◆ Problem description:
Retype every entry exactly, character for character.

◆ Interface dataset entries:
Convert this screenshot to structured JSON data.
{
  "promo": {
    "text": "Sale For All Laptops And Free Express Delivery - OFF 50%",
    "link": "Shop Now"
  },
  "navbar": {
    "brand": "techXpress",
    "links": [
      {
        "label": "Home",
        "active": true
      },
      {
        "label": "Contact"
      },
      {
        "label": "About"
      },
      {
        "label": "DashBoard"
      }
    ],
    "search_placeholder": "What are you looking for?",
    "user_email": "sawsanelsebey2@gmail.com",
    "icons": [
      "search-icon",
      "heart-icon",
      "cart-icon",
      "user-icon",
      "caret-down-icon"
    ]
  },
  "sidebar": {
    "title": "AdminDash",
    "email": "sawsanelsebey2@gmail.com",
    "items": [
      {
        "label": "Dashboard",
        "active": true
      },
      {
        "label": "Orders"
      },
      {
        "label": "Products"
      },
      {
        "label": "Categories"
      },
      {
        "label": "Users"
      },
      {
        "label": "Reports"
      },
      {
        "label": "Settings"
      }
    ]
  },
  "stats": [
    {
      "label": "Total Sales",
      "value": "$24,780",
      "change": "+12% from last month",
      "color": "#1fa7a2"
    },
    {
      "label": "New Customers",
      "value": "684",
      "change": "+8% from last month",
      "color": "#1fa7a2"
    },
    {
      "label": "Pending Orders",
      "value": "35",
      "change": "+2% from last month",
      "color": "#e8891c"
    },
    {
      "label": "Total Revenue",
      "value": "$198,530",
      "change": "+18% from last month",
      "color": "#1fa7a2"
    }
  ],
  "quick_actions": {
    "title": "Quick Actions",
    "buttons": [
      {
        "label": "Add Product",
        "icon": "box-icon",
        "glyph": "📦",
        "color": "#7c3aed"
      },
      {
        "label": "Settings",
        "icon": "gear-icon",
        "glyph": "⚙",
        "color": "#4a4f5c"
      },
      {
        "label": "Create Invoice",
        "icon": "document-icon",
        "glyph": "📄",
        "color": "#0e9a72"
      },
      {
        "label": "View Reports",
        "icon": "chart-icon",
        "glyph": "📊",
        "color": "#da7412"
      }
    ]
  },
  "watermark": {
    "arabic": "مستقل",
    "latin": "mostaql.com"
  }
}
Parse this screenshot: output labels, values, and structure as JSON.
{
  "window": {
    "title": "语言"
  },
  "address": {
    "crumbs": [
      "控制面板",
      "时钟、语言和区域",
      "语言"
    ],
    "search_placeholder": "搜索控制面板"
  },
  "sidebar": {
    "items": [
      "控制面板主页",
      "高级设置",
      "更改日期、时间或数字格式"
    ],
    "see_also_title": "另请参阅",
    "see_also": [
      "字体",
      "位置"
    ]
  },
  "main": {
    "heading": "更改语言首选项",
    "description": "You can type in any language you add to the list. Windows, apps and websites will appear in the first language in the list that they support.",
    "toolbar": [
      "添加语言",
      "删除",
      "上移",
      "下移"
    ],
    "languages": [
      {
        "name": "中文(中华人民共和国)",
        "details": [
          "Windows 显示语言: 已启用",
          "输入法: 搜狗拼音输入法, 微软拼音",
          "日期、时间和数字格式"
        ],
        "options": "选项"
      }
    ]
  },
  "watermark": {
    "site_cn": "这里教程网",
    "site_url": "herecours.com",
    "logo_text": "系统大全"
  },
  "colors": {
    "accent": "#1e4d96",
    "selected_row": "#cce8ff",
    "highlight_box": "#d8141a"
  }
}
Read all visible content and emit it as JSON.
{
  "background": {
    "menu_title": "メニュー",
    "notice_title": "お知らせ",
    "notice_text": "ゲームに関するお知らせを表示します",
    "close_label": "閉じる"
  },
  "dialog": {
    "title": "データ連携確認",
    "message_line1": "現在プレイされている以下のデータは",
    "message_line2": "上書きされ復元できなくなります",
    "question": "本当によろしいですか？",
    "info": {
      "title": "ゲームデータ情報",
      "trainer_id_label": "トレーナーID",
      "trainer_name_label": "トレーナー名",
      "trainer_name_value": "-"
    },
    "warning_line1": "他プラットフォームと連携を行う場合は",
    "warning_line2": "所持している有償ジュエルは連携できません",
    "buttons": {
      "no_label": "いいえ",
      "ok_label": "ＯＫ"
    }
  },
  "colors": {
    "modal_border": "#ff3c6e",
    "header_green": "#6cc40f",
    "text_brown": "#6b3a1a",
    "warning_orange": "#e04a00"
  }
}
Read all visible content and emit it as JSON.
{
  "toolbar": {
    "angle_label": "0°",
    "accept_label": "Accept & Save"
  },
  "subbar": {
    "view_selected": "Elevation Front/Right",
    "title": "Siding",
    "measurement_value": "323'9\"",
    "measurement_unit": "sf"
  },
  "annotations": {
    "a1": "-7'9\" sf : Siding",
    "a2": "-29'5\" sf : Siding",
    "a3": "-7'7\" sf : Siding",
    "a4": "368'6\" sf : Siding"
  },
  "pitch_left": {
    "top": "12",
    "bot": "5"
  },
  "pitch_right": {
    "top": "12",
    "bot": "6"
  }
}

◆ Completed exercise:
Convert this screenshot to structured JSON data.
{
  "promo": {
    "text": "Sale For All Laptops And Free Express Delivery - OFF 50%",
    "link": "Shop Now"
  },
  "navbar": {
    "brand": "techXpress",
    "links": [
      {
        "label": "Home",
        "active": true
      },
      {
        "label": "Contact"
      },
      {
        "label": "About"
      },
      {
        "label": "DashBoard"
      }
    ],
    "search_placeholder": "What are you looking for?",
    "user_email": "sawsanelsebey2@gmail.com",
    "icons": [
      "search-icon",
      "heart-icon",
      "cart-icon",
      "user-icon",
      "caret-down-icon"
    ]
  },
  "sidebar": {
    "title": "AdminDash",
    "email": "sawsanelsebey2@gmail.com",
    "items": [
      {
        "label": "Dashboard",
        "active": true
      },
      {
        "label": "Orders"
      },
      {
        "label": "Products"
      },
      {
        "label": "Categories"
      },
      {
        "label": "Users"
      },
      {
        "label": "Reports"
      },
      {
        "label": "Settings"
      }
    ]
  },
  "stats": [
    {
      "label": "Total Sales",
      "value": "$24,780",
      "change": "+12% from last month",
      "color": "#1fa7a2"
    },
    {
      "label": "New Customers",
      "value": "684",
      "change": "+8% from last month",
      "color": "#1fa7a2"
    },
    {
      "label": "Pending Orders",
      "value": "35",
      "change": "+2% from last month",
      "color": "#e8891c"
    },
    {
      "label": "Total Revenue",
      "value": "$198,530",
      "change": "+18% from last month",
      "color": "#1fa7a2"
    }
  ],
  "quick_actions": {
    "title": "Quick Actions",
    "buttons": [
      {
        "label": "Add Product",
        "icon": "box-icon",
        "glyph": "📦",
        "color": "#7c3aed"
      },
      {
        "label": "Settings",
        "icon": "gear-icon",
        "glyph": "⚙",
        "color": "#4a4f5c"
      },
      {
        "label": "Create Invoice",
        "icon": "document-icon",
        "glyph": "📄",
        "color": "#0e9a72"
      },
      {
        "label": "View Reports",
        "icon": "chart-icon",
        "glyph": "📊",
        "color": "#da7412"
      }
    ]
  },
  "watermark": {
    "arabic": "مستقل",
    "latin": "mostaql.com"
  }
}
Parse this screenshot: output labels, values, and structure as JSON.
{
  "window": {
    "title": "语言"
  },
  "address": {
    "crumbs": [
      "控制面板",
      "时钟、语言和区域",
      "语言"
    ],
    "search_placeholder": "搜索控制面板"
  },
  "sidebar": {
    "items": [
      "控制面板主页",
      "高级设置",
      "更改日期、时间或数字格式"
    ],
    "see_also_title": "另请参阅",
    "see_also": [
      "字体",
      "位置"
    ]
  },
  "main": {
    "heading": "更改语言首选项",
    "description": "You can type in any language you add to the list. Windows, apps and websites will appear in the first language in the list that they support.",
    "toolbar": [
      "添加语言",
      "删除",
      "上移",
      "下移"
    ],
    "languages": [
      {
        "name": "中文(中华人民共和国)",
        "details": [
          "Windows 显示语言: 已启用",
          "输入法: 搜狗拼音输入法, 微软拼音",
          "日期、时间和数字格式"
        ],
        "options": "选项"
      }
    ]
  },
  "watermark": {
    "site_cn": "这里教程网",
    "site_url": "herecours.com",
    "logo_text": "系统大全"
  },
  "colors": {
    "accent": "#1e4d96",
    "selected_row": "#cce8ff",
    "highlight_box": "#d8141a"
  }
}
Read all visible content and emit it as JSON.
{
  "background": {
    "menu_title": "メニュー",
    "notice_title": "お知らせ",
    "notice_text": "ゲームに関するお知らせを表示します",
    "close_label": "閉じる"
  },
  "dialog": {
    "title": "データ連携確認",
    "message_line1": "現在プレイされている以下のデータは",
    "message_line2": "上書きされ復元できなくなります",
    "question": "本当によろしいですか？",
    "info": {
      "title": "ゲームデータ情報",
      "trainer_id_label": "トレーナーID",
      "trainer_name_label": "トレーナー名",
      "trainer_name_value": "-"
    },
    "warning_line1": "他プラットフォームと連携を行う場合は",
    "warning_line2": "所持している有償ジュエルは連携できません",
    "buttons": {
      "no_label": "いいえ",
      "ok_label": "ＯＫ"
    }
  },
  "colors": {
    "modal_border": "#ff3c6e",
    "header_green": "#6cc40f",
    "text_brown": "#6b3a1a",
    "warning_orange": "#e04a00"
  }
}
Read all visible content and emit it as JSON.
{
  "toolbar": {
    "angle_label": "0°",
    "accept_label": "Accept & Save"
  },
  "subbar": {
    "view_selected": "Elevation Front/Right",
    "title": "Siding",
    "measurement_value": "323'9\"",
    "measurement_unit": "sf"
  },
  "annotations": {
    "a1": "-7'9\" sf : Siding",
    "a2": "-29'5\" sf : Siding",
    "a3": "-7'7\" sf : Siding",
    "a4": "368'6\" sf : Siding"
  },
  "pitch_left": {
    "top": "12",
    "bot": "5"
  },
  "pitch_right": {
    "top": "12",
    "bot": "6"
  }
}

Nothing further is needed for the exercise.